Journal or Book Title
The year of languages (see www.actfl.org) in the United States is a good time to reflect on where CALICO is as a professional group of technology users, developers, and researchers. My thoughts on this issue come from my background and concerns stemming from my work in ESL in higher education. However, most CALICO members are likely to share at least some of my concerns. After all, higher education has a considerable impact on people throughout the profession— at least it should. In higher education, our mission, simply put, is to create and disseminate knowledge. Issues in ESL are sometimes seen as distant from those in foreign language, and there are some important differences, but when it comes to technology and language learning, a lot of common ground exists as well. Intellectually, we are all concerned with issues in applied linguistics—particularly issues of language learning, teaching, and assessment. Sociologically, we are positioned within departments of languages and linguistics, where we represent a minority. In fact, historically speaking, many CALICO members can recall their position as an eccentric minority in their language department. CALICO members were the strange professors who were writing programs for learners to study past tense verbs rather than papers on the underlying structure of gerunds or the influence of a Canadian author on the literature of the 1940s. Technology held a very marginal place in language departments.

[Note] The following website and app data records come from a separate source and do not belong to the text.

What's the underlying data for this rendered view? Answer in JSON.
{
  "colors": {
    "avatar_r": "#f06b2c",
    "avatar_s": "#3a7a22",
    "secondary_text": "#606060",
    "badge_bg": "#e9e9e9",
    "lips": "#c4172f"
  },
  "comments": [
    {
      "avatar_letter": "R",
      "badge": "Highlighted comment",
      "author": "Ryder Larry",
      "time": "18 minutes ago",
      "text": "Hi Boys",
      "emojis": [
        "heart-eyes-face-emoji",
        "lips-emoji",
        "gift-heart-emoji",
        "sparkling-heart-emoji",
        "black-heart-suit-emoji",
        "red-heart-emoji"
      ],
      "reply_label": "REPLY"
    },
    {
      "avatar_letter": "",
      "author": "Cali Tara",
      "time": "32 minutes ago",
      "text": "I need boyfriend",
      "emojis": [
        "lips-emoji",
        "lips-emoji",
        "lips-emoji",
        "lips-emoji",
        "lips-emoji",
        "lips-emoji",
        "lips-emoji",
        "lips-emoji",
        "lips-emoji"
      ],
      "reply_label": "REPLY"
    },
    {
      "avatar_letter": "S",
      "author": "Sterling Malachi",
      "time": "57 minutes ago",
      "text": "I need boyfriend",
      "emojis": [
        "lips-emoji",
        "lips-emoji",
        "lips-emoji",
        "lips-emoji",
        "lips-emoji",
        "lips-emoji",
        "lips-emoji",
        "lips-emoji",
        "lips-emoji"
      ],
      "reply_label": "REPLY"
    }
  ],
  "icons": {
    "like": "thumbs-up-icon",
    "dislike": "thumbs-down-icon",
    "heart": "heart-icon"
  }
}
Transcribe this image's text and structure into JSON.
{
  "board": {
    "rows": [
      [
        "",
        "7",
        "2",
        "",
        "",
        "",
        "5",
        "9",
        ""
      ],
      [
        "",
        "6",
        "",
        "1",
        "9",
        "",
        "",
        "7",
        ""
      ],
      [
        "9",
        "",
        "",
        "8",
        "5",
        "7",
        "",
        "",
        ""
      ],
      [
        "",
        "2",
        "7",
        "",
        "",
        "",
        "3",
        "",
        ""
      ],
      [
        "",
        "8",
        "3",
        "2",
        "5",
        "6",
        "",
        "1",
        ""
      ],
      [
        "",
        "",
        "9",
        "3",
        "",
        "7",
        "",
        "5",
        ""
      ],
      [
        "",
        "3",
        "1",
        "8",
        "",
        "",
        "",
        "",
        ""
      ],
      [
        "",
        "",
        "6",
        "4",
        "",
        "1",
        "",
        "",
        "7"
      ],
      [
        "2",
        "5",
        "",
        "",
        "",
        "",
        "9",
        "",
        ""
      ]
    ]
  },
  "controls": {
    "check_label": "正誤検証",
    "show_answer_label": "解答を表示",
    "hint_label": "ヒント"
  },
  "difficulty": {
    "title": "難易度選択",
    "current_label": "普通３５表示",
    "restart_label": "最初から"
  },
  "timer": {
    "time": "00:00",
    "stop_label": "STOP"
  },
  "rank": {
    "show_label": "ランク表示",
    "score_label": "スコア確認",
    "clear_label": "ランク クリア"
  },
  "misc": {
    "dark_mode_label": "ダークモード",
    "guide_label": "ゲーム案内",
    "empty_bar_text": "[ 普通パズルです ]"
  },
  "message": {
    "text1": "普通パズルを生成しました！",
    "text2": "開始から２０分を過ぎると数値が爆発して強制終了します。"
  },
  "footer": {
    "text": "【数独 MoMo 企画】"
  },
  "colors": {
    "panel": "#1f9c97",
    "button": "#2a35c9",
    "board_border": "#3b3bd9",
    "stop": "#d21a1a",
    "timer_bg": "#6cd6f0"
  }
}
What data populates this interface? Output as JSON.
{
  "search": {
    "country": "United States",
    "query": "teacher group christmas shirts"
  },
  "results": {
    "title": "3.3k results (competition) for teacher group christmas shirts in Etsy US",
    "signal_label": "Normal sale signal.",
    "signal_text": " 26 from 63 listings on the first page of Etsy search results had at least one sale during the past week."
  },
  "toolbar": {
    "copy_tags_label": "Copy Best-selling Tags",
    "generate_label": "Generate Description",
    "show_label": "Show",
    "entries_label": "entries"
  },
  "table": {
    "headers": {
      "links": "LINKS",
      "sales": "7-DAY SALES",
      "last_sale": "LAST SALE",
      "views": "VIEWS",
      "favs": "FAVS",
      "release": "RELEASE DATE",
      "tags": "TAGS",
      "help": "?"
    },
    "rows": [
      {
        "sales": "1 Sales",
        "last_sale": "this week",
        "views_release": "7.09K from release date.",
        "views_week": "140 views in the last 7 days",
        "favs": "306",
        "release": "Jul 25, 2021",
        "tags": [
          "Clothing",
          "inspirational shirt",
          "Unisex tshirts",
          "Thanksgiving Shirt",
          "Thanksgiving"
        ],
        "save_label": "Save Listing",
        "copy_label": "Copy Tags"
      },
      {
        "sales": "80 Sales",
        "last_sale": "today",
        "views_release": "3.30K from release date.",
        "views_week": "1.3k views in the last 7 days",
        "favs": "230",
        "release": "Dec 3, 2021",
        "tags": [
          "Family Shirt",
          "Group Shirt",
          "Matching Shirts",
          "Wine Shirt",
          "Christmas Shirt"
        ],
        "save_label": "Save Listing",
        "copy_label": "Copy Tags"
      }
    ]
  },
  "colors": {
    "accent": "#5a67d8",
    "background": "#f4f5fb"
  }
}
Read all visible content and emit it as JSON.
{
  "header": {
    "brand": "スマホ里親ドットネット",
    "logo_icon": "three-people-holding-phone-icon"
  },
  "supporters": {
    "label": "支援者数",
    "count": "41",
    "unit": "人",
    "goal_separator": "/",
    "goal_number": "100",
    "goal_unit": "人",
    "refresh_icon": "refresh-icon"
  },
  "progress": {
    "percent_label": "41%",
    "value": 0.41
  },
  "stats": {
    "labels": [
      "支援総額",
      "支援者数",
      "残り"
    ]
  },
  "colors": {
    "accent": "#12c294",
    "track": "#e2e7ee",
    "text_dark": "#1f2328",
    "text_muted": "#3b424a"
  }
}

Chapelle, Carol, "CALICO at Center Stage: Our Emerging Rights and Responsibilities" (2005). English Publications. 44.